**TASK DIRECTIONS:** With the records as your source, report how many lines contain "远程现场升级APP发布". Add no other words.

★ ★ ★

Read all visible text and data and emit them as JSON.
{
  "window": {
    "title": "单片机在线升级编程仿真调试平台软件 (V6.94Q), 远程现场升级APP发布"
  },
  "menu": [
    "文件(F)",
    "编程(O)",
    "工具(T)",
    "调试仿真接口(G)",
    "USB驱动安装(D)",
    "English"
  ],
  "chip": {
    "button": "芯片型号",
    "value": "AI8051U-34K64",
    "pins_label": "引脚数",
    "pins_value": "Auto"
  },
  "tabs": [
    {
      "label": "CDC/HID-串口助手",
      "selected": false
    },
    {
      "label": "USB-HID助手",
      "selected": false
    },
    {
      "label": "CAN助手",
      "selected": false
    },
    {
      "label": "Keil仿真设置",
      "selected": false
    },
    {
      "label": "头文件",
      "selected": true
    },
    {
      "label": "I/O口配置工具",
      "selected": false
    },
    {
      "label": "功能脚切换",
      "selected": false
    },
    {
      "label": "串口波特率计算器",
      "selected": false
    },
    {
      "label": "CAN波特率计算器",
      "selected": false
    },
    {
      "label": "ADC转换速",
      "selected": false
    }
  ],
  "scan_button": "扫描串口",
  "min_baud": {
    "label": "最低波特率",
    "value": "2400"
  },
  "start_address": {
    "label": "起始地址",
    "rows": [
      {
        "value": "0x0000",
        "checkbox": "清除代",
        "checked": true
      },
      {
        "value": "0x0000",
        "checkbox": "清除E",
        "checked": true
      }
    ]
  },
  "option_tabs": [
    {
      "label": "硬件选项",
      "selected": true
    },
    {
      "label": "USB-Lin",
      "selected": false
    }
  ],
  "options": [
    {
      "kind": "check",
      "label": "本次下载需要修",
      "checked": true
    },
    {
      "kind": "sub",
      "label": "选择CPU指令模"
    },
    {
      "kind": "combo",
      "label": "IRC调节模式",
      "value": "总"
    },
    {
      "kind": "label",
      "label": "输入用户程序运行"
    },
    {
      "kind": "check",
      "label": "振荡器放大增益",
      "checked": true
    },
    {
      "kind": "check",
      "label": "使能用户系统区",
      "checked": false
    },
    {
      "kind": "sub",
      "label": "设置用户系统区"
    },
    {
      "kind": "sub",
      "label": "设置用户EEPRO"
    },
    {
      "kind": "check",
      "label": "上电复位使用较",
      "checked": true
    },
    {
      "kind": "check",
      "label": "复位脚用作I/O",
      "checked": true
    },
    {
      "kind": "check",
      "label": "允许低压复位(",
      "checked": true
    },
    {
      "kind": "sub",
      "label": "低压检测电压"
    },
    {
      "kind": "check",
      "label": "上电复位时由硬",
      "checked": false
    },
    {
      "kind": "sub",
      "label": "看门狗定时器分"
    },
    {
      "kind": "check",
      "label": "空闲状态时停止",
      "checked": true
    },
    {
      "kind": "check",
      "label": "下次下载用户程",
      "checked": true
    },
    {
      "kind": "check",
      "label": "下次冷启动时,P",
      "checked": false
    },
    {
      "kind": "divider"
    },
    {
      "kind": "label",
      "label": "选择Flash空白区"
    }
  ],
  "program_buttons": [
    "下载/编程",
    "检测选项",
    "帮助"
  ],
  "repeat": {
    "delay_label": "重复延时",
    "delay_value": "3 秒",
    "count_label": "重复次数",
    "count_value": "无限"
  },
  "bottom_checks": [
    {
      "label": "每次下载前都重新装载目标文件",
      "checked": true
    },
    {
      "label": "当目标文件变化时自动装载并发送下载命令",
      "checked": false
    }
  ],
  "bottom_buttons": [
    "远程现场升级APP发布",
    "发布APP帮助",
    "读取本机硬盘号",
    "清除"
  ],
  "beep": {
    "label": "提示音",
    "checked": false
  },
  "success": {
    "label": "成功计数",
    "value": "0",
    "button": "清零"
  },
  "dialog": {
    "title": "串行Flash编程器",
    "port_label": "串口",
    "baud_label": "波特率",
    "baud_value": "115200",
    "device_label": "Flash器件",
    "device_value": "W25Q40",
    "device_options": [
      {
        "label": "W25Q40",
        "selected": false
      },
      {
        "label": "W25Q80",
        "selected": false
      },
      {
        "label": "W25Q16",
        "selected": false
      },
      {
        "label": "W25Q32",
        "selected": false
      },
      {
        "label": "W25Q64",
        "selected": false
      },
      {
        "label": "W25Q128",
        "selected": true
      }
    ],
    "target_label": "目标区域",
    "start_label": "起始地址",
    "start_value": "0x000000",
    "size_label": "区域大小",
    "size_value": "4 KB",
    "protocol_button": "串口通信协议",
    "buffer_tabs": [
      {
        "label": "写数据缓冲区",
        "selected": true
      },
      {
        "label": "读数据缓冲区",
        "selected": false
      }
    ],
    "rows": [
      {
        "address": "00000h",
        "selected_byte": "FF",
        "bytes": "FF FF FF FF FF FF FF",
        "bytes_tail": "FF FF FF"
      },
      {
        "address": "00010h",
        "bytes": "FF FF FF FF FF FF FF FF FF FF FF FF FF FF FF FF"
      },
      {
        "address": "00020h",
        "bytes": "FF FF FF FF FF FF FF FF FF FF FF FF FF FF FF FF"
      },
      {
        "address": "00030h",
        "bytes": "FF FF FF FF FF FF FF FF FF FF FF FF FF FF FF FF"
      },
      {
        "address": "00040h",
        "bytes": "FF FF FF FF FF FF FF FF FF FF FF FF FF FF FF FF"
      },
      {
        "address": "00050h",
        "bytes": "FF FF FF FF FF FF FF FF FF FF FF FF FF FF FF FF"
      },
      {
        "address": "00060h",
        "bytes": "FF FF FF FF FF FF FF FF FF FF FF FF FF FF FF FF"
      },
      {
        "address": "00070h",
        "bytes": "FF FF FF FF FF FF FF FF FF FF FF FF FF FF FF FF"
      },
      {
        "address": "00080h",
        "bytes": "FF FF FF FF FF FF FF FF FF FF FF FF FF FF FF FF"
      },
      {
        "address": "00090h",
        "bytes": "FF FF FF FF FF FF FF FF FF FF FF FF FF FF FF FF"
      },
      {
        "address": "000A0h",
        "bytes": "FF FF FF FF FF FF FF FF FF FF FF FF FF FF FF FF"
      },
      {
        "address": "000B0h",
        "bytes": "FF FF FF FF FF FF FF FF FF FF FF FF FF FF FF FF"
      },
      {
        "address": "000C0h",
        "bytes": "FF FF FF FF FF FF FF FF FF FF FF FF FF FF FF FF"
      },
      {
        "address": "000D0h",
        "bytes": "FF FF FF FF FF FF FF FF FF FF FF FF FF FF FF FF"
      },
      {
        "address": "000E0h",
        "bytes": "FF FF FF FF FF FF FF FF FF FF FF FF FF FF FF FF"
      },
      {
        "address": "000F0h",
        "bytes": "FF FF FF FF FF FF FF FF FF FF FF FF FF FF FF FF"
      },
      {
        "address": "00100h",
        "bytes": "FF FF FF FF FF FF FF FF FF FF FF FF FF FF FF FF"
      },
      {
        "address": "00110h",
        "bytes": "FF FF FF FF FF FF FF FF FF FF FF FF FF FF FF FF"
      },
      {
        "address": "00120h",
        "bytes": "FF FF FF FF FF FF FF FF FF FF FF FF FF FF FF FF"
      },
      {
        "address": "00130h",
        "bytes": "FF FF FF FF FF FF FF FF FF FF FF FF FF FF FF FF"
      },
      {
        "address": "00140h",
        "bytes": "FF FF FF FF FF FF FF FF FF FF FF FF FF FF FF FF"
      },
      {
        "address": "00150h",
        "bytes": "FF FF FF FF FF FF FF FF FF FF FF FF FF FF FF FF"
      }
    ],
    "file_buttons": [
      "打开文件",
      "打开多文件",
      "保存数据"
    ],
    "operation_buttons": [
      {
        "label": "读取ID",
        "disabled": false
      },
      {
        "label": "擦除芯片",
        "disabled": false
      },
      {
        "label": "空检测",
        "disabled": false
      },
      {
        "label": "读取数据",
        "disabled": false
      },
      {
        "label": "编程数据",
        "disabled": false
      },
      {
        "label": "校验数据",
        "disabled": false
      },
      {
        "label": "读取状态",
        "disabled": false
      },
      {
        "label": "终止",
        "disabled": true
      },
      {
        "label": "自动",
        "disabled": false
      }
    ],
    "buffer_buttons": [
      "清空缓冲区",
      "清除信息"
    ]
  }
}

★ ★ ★

**RESPONSE TO THE EXERCISE:** 2